NETL’s Natalie Pekney, Ph.D., an environmental engineer leading research to mitigate methane emissions from abandoned oil and gas wells, has been named the recipient of a 2022 Arthur S. Flemming Award, one of the nation’s top honors presented to federal employees.
Established in 1948, the Flemming Awards recognize outstanding early to mid-career federal employees who go beyond what is expected and whose federal government achievements have a broad, positive impact on society.
Previous winners have included Neil Armstrong, Elizabeth Dole and Anthony Fauci. NETL’s David Miller, chief research officer, and Paul Jablonski, a metallurgist who was instrumental in the Lab’s development of a revolutionary coronary stent, received Flemming Awards in 2014 and 2012, respectively.
“Natalie is truly deserving of this prestigious recognition,” said NETL Director Brian J. Anderson. “Her leadership abilities, technical expertise and talent for innovation are addressing a pervasive climate change issue — the leakage of methane from hundreds of thousands of undocumented orphaned and abandoned wells across the United States.”
According to the U.S. Environmental Protection Agency, methane is the second most abundant anthropogenic greenhouse gas after carbon dioxide (CO2). Although its lifetime in the atmosphere is much shorter than CO2, methane is more than 25 times as potent as CO2 at trapping heat in the atmosphere.
At NETL, Pekney leads a program that uses a range of innovative technologies to find orphaned wells, many of which were abandoned before ownership records were kept or are hidden by debris and vegetation, and other oil and gas infrastructure that can leak significant amounts of methane.
Pekney has been instrumental in the application of aerial techniques to advance her work. NETL has used magnetometers on helicopters to accurately search large areas for the presence of undocumented wells. When small, lightweight magnetometers became available in 2015, NETL transitioned from helicopter to drone magnetic surveys, which lowered the cost of well-location surveys.
Because a magnetic survey relies on an intact metal casing, those tools are not effective for detecting wells that were constructed with wooden casings or have had the casing removed. In some instances, these wells may still have surface indications such as a flat area where drilling machinery was located or a depression caused by the collapse at the wellhead. Pekney and her colleagues have advanced the use of light detection and ranging (LiDAR) technology to identify these topographic anomalies and identify well locations.
Currently, Pekney and her team are taking another step forward and exploring the use of methane sensors on drones to detect emissions from abandoned wells.
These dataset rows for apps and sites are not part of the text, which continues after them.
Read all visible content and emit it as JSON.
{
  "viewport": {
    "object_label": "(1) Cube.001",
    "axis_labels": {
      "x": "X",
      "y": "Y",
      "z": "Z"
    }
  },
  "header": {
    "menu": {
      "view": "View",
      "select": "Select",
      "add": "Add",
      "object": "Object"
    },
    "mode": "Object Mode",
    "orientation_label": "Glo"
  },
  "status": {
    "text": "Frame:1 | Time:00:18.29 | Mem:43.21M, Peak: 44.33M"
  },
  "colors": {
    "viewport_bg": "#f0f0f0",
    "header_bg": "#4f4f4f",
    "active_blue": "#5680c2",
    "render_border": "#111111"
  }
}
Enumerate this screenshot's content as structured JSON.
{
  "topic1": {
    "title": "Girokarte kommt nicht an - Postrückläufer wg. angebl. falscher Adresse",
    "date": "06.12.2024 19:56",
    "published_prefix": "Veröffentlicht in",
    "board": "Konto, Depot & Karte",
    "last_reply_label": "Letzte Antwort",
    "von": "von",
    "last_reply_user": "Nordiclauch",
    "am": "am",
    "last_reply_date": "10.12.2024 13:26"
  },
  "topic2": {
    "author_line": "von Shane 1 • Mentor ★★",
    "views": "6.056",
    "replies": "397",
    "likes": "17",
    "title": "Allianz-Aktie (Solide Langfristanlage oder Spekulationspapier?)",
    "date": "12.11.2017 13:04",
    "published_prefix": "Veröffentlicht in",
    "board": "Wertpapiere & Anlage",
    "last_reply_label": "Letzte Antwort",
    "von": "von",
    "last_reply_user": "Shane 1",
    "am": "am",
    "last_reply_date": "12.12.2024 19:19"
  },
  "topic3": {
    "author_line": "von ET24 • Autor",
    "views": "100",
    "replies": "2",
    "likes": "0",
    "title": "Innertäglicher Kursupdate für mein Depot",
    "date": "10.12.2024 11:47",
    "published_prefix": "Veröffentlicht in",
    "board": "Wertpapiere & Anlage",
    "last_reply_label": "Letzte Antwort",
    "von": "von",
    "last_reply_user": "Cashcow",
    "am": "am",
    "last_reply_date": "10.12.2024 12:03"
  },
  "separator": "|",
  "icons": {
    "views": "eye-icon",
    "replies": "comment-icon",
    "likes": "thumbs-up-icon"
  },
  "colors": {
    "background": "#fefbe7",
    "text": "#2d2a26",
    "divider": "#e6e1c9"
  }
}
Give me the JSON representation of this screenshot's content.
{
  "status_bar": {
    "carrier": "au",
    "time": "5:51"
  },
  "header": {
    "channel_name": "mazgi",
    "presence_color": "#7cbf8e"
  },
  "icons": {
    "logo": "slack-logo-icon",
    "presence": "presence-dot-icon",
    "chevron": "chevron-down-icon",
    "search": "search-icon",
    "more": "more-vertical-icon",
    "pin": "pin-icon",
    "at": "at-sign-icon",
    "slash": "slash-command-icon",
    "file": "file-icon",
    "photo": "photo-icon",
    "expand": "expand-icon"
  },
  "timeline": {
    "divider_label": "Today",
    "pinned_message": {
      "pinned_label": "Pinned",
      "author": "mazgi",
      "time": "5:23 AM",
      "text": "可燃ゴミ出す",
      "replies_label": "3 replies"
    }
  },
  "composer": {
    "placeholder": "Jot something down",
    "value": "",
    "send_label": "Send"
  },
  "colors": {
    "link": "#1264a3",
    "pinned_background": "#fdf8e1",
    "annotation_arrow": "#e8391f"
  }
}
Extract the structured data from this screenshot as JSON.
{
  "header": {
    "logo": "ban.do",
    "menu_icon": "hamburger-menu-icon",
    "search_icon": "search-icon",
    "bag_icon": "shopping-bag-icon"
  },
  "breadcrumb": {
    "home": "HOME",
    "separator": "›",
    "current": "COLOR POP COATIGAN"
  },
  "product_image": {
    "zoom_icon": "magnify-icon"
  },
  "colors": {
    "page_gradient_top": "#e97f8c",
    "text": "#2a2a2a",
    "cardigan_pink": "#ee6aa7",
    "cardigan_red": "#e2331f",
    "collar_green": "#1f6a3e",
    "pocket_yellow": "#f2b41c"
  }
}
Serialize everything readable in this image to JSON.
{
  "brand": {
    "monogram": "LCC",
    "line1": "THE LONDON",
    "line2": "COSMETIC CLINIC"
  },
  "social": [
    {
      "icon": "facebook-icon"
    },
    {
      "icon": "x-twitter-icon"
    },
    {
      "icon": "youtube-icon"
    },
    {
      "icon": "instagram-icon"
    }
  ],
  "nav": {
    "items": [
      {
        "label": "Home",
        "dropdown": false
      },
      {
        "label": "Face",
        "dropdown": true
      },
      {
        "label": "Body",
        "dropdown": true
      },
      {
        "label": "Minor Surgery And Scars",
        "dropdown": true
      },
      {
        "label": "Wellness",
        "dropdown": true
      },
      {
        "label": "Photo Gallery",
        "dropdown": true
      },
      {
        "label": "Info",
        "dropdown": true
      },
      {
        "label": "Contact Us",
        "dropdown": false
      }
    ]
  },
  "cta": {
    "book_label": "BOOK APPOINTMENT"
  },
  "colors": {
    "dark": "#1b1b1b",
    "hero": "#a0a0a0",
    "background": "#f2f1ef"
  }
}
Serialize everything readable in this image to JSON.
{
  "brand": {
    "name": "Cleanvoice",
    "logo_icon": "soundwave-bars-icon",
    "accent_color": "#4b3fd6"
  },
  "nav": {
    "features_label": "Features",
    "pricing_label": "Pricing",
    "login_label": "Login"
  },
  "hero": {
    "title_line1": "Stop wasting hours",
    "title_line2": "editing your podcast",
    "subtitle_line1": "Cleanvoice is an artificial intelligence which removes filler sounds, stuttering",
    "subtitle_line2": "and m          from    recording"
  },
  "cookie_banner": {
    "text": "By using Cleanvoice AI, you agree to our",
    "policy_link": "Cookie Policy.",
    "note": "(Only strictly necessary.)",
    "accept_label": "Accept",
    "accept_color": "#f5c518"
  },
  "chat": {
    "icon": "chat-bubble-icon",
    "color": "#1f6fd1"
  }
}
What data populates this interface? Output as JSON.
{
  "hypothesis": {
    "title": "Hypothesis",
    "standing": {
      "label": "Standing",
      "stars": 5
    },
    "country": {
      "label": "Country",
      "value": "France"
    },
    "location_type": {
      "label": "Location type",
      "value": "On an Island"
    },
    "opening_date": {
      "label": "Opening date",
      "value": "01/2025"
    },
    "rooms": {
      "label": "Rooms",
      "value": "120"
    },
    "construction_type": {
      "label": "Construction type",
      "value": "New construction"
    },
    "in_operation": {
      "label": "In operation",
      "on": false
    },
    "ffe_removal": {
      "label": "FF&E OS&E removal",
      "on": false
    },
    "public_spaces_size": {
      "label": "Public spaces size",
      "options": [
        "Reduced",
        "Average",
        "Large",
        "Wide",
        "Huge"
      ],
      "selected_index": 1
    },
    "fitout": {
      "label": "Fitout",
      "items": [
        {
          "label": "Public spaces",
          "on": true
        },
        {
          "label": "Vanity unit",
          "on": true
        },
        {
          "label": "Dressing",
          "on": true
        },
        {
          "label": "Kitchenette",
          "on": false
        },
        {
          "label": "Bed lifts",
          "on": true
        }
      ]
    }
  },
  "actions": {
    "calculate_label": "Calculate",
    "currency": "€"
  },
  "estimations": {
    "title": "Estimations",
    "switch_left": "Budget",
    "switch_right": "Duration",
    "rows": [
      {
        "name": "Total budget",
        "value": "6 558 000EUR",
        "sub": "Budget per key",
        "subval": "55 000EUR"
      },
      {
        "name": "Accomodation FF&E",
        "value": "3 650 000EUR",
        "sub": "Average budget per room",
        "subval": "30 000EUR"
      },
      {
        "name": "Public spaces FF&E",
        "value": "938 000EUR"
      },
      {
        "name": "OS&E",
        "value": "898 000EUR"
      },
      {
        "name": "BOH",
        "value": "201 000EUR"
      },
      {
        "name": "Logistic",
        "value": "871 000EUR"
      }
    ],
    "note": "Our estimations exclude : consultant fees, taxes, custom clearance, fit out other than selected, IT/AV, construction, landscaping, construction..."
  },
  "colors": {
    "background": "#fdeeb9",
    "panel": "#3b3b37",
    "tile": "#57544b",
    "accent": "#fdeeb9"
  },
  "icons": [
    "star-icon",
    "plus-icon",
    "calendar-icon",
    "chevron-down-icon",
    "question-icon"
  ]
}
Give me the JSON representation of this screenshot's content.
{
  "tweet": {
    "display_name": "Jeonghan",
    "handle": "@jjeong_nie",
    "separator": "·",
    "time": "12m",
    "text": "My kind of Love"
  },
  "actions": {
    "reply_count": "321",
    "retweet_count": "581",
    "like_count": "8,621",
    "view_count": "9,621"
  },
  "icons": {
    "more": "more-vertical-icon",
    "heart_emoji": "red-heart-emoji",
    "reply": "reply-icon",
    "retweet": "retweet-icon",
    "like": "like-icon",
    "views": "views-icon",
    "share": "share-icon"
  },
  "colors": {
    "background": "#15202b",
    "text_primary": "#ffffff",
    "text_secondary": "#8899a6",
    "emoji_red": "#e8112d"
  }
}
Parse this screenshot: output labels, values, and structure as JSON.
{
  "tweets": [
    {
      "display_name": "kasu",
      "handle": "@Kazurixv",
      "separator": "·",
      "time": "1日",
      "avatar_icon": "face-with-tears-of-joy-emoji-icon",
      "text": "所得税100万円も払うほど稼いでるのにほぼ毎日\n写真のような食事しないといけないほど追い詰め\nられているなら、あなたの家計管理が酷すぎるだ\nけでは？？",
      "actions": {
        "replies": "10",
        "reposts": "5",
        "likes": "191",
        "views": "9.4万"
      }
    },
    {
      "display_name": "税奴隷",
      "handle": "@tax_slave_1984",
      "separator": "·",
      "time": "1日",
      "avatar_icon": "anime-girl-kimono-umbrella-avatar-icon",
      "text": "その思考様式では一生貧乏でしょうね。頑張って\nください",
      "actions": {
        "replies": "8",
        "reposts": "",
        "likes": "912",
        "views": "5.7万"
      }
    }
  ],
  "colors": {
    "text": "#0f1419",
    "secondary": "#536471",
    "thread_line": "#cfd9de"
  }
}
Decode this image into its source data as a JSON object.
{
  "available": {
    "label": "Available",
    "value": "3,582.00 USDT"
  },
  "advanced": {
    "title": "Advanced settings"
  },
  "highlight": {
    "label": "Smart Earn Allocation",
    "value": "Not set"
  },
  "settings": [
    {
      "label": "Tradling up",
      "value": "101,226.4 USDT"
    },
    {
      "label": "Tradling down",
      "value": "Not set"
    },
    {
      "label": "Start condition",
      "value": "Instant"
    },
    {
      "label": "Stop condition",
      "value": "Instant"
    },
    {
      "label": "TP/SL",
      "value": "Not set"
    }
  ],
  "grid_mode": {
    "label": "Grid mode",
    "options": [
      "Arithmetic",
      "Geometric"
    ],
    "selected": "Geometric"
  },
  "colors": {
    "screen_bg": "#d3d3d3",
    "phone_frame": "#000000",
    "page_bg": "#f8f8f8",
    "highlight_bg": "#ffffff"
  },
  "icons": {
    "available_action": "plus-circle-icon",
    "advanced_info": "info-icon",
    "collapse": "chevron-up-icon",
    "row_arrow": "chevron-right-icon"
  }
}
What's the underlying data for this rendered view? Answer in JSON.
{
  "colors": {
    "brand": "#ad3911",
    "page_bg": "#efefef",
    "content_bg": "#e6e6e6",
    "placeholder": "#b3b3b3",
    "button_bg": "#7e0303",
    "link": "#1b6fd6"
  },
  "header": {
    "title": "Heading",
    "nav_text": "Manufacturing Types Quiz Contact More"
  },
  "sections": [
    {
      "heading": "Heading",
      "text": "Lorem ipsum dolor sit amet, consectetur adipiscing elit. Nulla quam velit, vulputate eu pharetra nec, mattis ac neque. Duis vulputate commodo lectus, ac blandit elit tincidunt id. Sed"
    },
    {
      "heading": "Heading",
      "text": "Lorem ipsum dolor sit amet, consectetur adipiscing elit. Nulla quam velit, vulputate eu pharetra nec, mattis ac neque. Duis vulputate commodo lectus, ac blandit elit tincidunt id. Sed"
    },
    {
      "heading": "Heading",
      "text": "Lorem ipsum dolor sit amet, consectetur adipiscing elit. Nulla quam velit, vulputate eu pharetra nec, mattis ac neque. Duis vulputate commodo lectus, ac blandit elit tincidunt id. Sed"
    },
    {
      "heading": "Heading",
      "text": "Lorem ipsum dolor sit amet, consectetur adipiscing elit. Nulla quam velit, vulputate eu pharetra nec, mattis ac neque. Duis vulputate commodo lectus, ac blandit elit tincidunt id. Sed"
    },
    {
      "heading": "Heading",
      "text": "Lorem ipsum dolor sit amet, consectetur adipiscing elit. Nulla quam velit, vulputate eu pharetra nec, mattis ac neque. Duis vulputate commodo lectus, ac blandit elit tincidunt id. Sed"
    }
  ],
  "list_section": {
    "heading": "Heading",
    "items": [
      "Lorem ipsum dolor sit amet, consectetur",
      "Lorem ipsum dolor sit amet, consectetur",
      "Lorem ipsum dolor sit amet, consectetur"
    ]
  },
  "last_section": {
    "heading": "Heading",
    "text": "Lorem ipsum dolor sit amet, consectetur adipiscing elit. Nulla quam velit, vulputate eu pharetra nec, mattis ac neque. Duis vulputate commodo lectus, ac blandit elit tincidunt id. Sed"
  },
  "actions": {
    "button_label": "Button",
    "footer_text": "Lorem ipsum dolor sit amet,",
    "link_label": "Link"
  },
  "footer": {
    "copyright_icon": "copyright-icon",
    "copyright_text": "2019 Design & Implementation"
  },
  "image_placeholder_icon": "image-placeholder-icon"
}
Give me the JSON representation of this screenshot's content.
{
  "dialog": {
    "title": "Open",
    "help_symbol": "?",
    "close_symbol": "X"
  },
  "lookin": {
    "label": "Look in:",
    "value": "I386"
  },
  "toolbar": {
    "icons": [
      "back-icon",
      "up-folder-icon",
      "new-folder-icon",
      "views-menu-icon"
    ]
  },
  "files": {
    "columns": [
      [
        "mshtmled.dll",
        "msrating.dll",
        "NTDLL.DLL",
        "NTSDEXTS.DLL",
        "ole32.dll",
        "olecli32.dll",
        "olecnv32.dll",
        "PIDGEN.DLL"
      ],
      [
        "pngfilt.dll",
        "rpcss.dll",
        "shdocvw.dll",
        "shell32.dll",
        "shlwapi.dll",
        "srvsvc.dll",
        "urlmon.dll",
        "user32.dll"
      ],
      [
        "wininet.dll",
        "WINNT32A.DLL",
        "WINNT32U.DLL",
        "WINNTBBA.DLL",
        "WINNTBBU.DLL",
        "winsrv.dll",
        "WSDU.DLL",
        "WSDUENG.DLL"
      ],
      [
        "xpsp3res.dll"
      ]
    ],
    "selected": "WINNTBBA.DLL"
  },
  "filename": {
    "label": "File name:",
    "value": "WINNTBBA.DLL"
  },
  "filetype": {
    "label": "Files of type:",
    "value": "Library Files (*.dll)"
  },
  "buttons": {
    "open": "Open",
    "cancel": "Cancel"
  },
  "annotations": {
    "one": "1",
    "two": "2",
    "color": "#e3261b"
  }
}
Pekney’s projects are key to achieving environmental remediation goals in President Biden’s Bipartisan Infrastructure Law, which established a $4.7 billion program to plug orphaned oil and gas wells. “But the first step in the process is finding the wells and determining how much methane they emit. Once state environmental programs have that information, they can then address those ‘super-emitters’ and make a real difference in the battle against climate change,” Pekney said.
As a member of NETL’s field monitoring team, Pekney spends considerable time outside of the lab to develop best practices to find and characterize undocumented orphaned oil and gas wells. Fieldwork projects for Pekney and the team have included locating and measuring emissions from wells in Oklahoma, New York, Pennsylvania and the Daniel Boone National Forest, which spans 21 counties in eastern Kentucky.
Since joining NETL in 2008, Pekney has supported NETL’s efforts to create career opportunities for women in science, technology, engineering and mathematics (STEM). As part of these efforts, Pekney has participated in events such as GirlCon, a conference to inspire and empower young women to serve as the next generation of scientists and engineers.
Pekney has also served as a mentor for early-career researchers and students who come to NETL through the Oak Ridge Institute for Science and Education program and the U.S. Department of Energy’s Mickey Leland Energy Fellowship program.
Pekney grew up on her family’s farm in northwestern Pennsylvania, an upbringing she credits with developing the problem-solving skills needed to pursue a career in engineering. Click here to watch a video about Pekney’s career path and her work at NETL.
Flemming Awards will be presented in November at the annual conference of the National Academy of Public Administration in Washington, D.C. A total of 12 awards are presented annually in five categories. Pekney will be recognized in the Applied Science and Engineering category.
The George Washington University’s Trachtenberg School of Public Policy and Public Administration coordinates the awards and hosts an annual award presentation ceremony.
NETL is a DOE national laboratory that drives innovation and delivers technological solutions for an environmentally sustainable and prosperous energy future. With its world-class talent and research facilities, NETL is ensuring affordable, abundant and reliable energy that drives a robust economy and national security, while developing technologies to manage carbon across the full life cycle, enabling environmental sustainability for all Americans.